With nothing but pride at stake, the spotlight will fall on David Jeffrey’s final game in charge of Linfield when he takes his team to Mourneview Park on Saturday to face Glenavon.
After 17 years of unprecedented success, the big man takes his final bow as the curtain comes down on another Premiership season.
With 31 trophies racked up, Jeffrey is certainly going to be a tough act to follow.
His swansong will focus on making sure his team leave Mid-Ulster with three points, even though all the celebrations and title winning frolics will be taking place in North Belfast when Cliftonville receive the Gibson Cup.
“We brought in so many players this season, it was always going to take them a bit of time to gel,” said Jeffrey.
“In the current process, second place in the league is a creditable performance.
“I’m leaving the club in a much better position than we were in last year when we were some 30 points off the pace at the end of the season.
“One of the things the boys must learn is to perform consistently well, especially in big games.
“We didn’t do that against Glentoran in midweek. They were depleted because of injury and suspension. Because of that, part of my fear was that my boys had simply to out onto the pitch to win the game. Suddenly, they found themselves in a tight contest. And, they couldn’t turn it back again.
“This is the greatest club to be at when things are going well. You are taken care of with all the professional trimmings – all the things that pleases your ego as a footballer.
“But the import important thing is that you have got to perform on the pitch.
“When you step over the white line, there is no hiding place. We talked about bravery. But bravery is in your own ability and a belief in that you can play at that level.
“Frankly, we just didn’t perform against Glentoran. We had a disappointing result in the previous game against Portadown and I reckon they just couldn’t cope with the position we were in.
“I certainly wanted to go out on a high, but it just didn’t happen.
“As a Blueman, or sportsman, I hate being beaten at anything. The over-riding emotion was the fact that my players, in front of a good crowd, didn’t do themselves justice. I told them, they didn’t let me down, they let themselves down.”
Jeffrey admits he’ll have a lump in his throat when he walks off the pitch for the final time. His association with Linfield as a player and manager spans almost 30 years.
He adds: “I finish Saturday and I understand a new boss takes charge on Monday and I wish him every success. There is a good platform for a new manager.
“I’ve had 17 years as boss – most of it has been outstanding.
“I thought it would last about three years, but for it to last 17, is an absolute dream.

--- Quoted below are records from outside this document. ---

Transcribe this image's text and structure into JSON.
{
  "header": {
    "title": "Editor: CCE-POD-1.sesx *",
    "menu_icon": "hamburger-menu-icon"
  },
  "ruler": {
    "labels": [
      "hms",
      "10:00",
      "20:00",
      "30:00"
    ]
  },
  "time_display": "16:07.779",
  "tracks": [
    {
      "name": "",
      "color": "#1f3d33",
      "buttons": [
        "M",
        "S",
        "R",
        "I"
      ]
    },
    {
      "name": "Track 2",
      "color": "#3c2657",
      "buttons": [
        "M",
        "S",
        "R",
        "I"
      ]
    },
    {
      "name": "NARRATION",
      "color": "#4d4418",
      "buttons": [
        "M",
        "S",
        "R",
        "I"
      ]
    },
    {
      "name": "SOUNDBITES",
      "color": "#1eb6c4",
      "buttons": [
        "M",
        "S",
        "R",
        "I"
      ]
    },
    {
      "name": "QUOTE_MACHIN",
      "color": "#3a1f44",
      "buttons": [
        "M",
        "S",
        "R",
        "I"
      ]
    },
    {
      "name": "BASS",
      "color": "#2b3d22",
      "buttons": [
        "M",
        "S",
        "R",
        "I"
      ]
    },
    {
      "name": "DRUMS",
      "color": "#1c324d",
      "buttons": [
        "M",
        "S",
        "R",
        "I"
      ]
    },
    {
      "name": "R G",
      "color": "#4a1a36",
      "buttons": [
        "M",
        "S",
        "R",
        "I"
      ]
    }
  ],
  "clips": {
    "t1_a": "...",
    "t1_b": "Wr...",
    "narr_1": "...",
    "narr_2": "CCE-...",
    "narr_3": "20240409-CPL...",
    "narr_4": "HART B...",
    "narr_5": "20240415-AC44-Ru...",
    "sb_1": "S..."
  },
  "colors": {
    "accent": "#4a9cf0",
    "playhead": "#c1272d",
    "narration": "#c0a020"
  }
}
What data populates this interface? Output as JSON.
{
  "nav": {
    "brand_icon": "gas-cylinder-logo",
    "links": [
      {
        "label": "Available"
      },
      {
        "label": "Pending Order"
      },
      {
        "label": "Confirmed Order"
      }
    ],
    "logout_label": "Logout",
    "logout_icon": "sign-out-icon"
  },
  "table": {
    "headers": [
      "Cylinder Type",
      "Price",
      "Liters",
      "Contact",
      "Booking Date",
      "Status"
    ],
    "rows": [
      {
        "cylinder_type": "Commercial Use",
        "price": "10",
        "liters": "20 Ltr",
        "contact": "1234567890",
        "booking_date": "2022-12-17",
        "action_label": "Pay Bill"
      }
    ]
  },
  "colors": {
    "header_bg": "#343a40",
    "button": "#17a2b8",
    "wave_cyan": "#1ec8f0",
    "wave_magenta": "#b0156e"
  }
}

“I’ve had some fantastic memories – the Setanta Cup win in 2005, the six league and cup double triumphs in seven years – it was unbelievable. I’ve also met some great people.
“But it is the right time.”